Top of Excerpted records

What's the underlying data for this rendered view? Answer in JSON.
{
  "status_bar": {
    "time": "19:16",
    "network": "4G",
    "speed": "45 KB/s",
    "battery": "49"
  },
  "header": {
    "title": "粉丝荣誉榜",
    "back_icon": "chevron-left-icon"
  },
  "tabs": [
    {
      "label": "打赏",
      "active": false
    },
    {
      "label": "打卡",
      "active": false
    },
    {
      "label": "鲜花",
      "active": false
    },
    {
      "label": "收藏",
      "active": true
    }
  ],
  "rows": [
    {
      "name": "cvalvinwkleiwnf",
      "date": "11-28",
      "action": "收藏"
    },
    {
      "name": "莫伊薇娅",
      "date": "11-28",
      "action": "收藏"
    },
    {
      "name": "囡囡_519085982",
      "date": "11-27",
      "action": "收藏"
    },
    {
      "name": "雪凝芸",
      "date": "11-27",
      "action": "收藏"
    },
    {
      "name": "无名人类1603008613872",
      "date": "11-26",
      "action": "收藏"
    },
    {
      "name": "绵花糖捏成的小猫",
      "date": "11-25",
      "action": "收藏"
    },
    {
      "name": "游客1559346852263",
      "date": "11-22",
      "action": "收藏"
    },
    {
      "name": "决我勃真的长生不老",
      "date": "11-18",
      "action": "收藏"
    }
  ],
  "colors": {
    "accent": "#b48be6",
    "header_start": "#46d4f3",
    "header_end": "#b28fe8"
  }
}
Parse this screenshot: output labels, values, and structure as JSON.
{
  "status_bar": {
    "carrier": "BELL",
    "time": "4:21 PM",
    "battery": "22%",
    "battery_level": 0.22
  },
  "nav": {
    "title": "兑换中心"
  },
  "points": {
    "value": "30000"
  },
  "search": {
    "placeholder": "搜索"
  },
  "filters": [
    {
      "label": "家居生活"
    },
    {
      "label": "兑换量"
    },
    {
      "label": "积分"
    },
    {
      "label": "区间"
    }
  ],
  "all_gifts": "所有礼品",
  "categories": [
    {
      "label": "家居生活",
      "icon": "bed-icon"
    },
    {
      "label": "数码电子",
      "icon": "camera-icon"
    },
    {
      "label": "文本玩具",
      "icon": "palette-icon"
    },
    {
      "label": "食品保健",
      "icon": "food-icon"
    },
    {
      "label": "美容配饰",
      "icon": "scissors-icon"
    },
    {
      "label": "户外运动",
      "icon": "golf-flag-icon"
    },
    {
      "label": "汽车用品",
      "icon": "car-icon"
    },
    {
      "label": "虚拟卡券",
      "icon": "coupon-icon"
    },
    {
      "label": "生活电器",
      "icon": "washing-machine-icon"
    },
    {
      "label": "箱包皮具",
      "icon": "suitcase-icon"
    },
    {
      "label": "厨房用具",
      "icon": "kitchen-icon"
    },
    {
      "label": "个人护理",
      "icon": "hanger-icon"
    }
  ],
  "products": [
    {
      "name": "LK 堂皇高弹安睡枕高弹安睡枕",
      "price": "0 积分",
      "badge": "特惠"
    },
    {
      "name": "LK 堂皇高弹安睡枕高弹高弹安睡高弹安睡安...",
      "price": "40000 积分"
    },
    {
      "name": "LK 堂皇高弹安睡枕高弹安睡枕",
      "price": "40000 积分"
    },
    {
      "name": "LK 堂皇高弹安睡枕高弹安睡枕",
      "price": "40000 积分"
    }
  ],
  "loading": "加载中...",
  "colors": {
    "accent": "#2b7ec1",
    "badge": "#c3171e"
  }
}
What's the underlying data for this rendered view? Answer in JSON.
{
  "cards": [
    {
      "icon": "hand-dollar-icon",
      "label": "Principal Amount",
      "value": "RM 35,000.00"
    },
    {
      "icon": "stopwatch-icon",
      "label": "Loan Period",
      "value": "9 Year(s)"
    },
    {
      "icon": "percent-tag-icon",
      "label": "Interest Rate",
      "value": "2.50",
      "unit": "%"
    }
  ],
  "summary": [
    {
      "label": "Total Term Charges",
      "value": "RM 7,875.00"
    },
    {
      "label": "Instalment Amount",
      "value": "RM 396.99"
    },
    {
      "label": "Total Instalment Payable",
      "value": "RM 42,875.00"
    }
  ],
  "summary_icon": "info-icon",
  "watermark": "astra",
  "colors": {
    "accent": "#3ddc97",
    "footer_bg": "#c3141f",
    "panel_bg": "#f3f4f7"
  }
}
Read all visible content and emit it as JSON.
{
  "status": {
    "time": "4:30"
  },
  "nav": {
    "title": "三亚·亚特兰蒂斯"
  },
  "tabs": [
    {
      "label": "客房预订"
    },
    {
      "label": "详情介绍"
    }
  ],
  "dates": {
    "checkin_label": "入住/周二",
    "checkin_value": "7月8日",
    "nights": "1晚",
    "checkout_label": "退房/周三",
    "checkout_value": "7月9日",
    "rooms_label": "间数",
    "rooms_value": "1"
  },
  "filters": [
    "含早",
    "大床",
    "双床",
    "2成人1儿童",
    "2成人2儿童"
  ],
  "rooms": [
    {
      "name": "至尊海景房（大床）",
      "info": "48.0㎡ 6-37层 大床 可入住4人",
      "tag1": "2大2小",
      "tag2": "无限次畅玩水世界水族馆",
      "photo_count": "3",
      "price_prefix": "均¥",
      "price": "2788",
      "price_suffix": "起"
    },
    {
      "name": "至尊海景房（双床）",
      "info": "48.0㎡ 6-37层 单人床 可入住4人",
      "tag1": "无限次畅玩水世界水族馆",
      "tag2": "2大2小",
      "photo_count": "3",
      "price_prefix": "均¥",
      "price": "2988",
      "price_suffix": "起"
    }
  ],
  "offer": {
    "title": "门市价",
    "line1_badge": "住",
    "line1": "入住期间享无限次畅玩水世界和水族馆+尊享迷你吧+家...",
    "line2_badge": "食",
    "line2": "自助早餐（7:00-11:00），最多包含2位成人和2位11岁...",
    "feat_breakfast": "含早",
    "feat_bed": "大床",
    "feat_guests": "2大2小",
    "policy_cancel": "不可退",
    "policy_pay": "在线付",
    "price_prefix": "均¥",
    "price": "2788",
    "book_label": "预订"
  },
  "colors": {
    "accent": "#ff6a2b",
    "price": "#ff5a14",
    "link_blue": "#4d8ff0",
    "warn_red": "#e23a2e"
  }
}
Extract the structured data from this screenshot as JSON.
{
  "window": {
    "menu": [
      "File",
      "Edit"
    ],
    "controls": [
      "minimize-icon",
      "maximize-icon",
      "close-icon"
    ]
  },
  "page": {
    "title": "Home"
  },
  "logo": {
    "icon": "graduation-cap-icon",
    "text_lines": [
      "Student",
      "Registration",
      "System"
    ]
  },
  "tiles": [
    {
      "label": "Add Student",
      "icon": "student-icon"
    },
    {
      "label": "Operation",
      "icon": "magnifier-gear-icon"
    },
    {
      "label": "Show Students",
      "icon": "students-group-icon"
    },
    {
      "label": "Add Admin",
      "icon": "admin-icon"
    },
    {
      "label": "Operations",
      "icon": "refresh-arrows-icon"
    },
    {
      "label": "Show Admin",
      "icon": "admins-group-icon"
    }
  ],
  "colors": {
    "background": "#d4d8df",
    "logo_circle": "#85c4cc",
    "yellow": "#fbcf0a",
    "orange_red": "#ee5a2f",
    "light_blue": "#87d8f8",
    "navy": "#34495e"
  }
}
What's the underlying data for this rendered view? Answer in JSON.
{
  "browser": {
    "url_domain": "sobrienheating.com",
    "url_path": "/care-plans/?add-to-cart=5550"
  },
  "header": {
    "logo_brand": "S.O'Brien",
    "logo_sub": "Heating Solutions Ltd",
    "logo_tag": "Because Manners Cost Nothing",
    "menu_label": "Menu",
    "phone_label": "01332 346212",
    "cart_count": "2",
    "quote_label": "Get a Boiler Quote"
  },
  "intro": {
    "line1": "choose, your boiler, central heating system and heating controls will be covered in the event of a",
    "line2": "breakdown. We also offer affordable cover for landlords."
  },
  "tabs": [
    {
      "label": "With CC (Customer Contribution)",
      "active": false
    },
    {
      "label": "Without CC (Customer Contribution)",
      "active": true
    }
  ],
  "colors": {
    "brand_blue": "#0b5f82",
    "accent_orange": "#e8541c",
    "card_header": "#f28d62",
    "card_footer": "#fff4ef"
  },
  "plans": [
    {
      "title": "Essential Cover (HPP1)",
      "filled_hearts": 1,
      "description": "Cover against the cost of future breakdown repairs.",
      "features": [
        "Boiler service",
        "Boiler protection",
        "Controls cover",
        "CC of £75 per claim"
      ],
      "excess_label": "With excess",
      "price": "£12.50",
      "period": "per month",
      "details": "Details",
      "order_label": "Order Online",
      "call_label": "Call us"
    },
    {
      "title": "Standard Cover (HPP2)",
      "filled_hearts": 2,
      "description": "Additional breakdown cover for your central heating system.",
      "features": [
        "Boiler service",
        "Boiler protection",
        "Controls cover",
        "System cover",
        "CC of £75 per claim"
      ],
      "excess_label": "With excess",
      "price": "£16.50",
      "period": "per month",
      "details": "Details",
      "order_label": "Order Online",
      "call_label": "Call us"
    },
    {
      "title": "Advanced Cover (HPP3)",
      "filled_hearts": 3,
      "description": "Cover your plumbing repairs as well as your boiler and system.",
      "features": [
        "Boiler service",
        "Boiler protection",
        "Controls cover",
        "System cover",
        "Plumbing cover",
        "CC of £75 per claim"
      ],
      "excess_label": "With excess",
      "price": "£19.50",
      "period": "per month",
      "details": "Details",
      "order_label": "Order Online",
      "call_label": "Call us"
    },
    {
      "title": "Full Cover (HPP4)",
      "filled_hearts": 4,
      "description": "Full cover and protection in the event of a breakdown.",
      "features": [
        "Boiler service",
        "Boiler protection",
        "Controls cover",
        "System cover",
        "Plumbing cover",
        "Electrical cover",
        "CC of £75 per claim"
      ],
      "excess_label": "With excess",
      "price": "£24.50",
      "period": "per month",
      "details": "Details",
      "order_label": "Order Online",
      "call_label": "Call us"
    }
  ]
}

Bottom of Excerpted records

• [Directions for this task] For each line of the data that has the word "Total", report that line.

• [Exercise response]
      "label": "Total Term Charges",
      "label": "Total Instalment Payable",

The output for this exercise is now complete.